Take, for example, Pound of Flesh. Organized as a kind of timeline of Kuharic’s life with a line of yellow egg shapes (each representing a year) running across the bottom edge of the painting, the painting combines hollyhocks and songbirds with the labels from Weight Watchers “Smart Ones” frozen dinners and the repeated text of the title recast as a sunrise or sunset (given the fantastic enchantment of the painting, it’s most likely both at once). Even if we didn’t learnt that the red dots on the painting correspond to Kuharic’s shifting weight (she calls them balloons), the painted integration of the lush bounty and the processed food anchors a clear point of view about the price that can be paid in today’s consumer culture, a position sustained in the end by the painting being itself a material heavyweight. Kuharic is even capable of producing significant mass in her watercolors: for example, in both 4 lbs or More and III, as well as Farm Fresh Produce, Odgen, the bounty of flowers, fruits, and vegetables, and various meats and sandwiches (not to mention cans of dog food), is highly organized into three bands, setting up not only an aesthetic hierarchy (of beauty and/or desire?) but also a cutting commentary on value. Again, repetition is key as the plant/flower forms connect formally into slices of watermelon on their way to wonderfully perverse pinwheel re-representations of ground beef, reminding me, at least, that De Kooning was dead right when he claimed that “flesh was the reason oil paint was invented,” even if we are, in these works, looking at (damn tough) watercolors.
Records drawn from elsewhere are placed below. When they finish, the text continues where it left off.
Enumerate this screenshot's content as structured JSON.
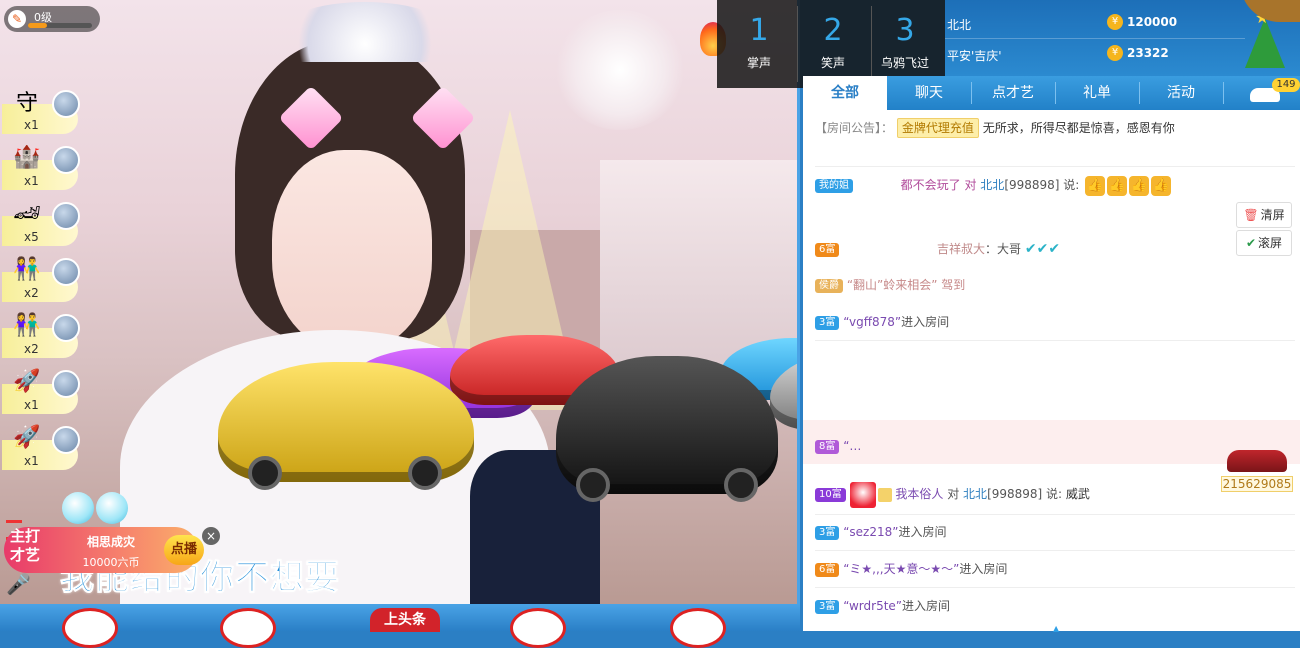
{
  "video": {
    "level": {
      "text": "0级",
      "progress": 0.3
    },
    "gifts": [
      {
        "icon": "shield-gift-icon",
        "glyph": "守",
        "count": "x1"
      },
      {
        "icon": "castle-gift-icon",
        "glyph": "🏰",
        "count": "x1"
      },
      {
        "icon": "sports-car-gift-icon",
        "glyph": "🏎",
        "count": "x5"
      },
      {
        "icon": "couple-gift-icon",
        "glyph": "👫",
        "count": "x2"
      },
      {
        "icon": "couple-gift-icon",
        "glyph": "👫",
        "count": "x2"
      },
      {
        "icon": "rocket-gift-icon",
        "glyph": "🚀",
        "count": "x1"
      },
      {
        "icon": "rocket-gift-icon",
        "glyph": "🚀",
        "count": "x1"
      }
    ],
    "feature": {
      "badge": "主打才艺",
      "badge_line1": "主打",
      "badge_line2": "才艺",
      "title": "相思成灾",
      "price": "10000六币",
      "button": "点播",
      "close": "×"
    },
    "lyric": "我能给的你不想要",
    "bottom_label": "上头条"
  },
  "vote": [
    {
      "num": "1",
      "label": "掌声"
    },
    {
      "num": "2",
      "label": "笑声"
    },
    {
      "num": "3",
      "label": "乌鸦飞过"
    }
  ],
  "rank": [
    {
      "name": "北北",
      "value": "120000"
    },
    {
      "name": "平安'吉庆'",
      "value": "23322"
    }
  ],
  "tabs": [
    "全部",
    "聊天",
    "点才艺",
    "礼单",
    "活动"
  ],
  "car_count": "149",
  "chat": {
    "notice_label": "【房间公告】：",
    "notice_tag": "金牌代理充值",
    "notice_text": "无所求，所得尽都是惊喜，感恩有你",
    "clear_button": "清屏",
    "scroll_button": "滚屏",
    "lines": [
      {
        "badge": "我的姐",
        "text_before": "都不会玩了 对 ",
        "target": "北北",
        "id": "[998898] 说:"
      },
      {
        "badge": "6富",
        "user": "吉祥叔大",
        "text": "：大哥"
      },
      {
        "badge": "侯爵",
        "quote": "“翻山”蛉来相会” 驾到"
      },
      {
        "badge": "3富",
        "user": "“vgff878”",
        "text": "进入房间"
      },
      {
        "badge": "8富",
        "user": "“…",
        "text": ""
      },
      {
        "badge": "10富",
        "user": "我本俗人",
        "text_before": " 对 ",
        "target": "北北",
        "id": "[998898] 说: ",
        "text": "威武"
      },
      {
        "badge": "3富",
        "user": "“sez218”",
        "text": "进入房间"
      },
      {
        "badge": "6富",
        "user": "“ミ★,,,天★意～★～”",
        "text": "进入房间"
      },
      {
        "badge": "3富",
        "user": "“wrdr5te”",
        "text": "进入房间"
      }
    ],
    "car_value": "215629085"
  }
}
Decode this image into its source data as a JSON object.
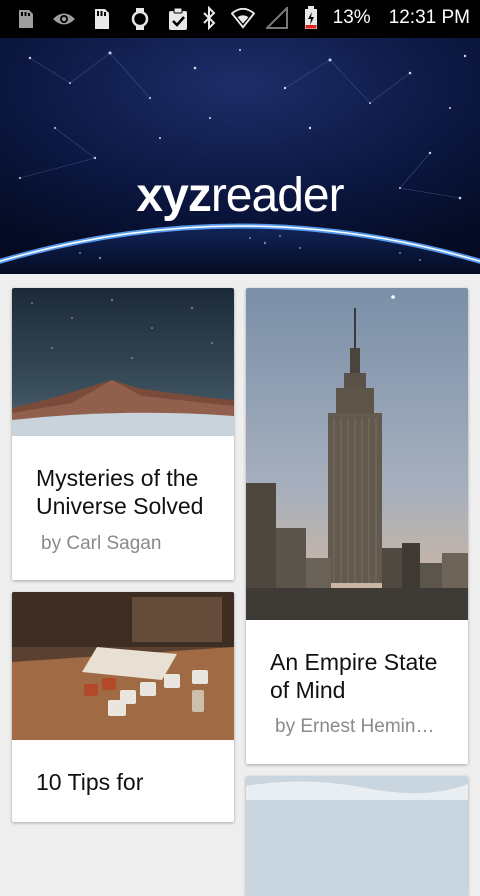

Farm Fresh Produce, Ogden also includes one of her signature portraits of a bulldog that at this point could easily be interpreted as a stand-in for the artist herself, stubbornly guarding what I see as a territory of resistance that Kuharic works very hard to maintain in her paintings. It’s no accident that the bulldog is not tempted in the least by the meaty glut in his midst; rather he or she looks out from the picture, tongue aimed at us. I think it’s important to keep the dog in mind as we take in all of the people who also look out at us in several of Kuharic’s most complicated paintings to date. Returning to Ladue News, mentioned above, and acknowledging that Kuharic found the portraits in a St. Louis society magazine with the same title, it’s impossible not to register their collective expression of community at direct odds with the ramshackle structure they are ascending towards a wicket anal-like mandala in the sky, made up of bottles of dish detergent, salad dressing, etc., etc., ad nauseum, and culminating with a sphincter of home town beer cans. In many ways, Martha Steward Living is its companion, as the corporate consumer titan herself is caught on the right calmly walking out of the picture, perfect fall wreath in hand, leaving behind not only devastation but a “Boneless” tornado/hole in the sky. It’s crucial to recognize that Kuharic’s visual/verbal constructions are so much more than great dirty jokes (which they are) that only contribute to a knowable “explanation” of the painting as a kind of text or scene from a film. Instead they are devices that are enacted in the end by the way of which they have been examined up close and personal and then deliberately, forcefully ‘painted.’ Pulled apart and put back together again and again and again until the final result has built up over essential time, Kuharic’s paintings are potent demonstrations of the beautiful payback that paintings can still provide—and then some—for the maker for the rest of us.

—Terry R. Myers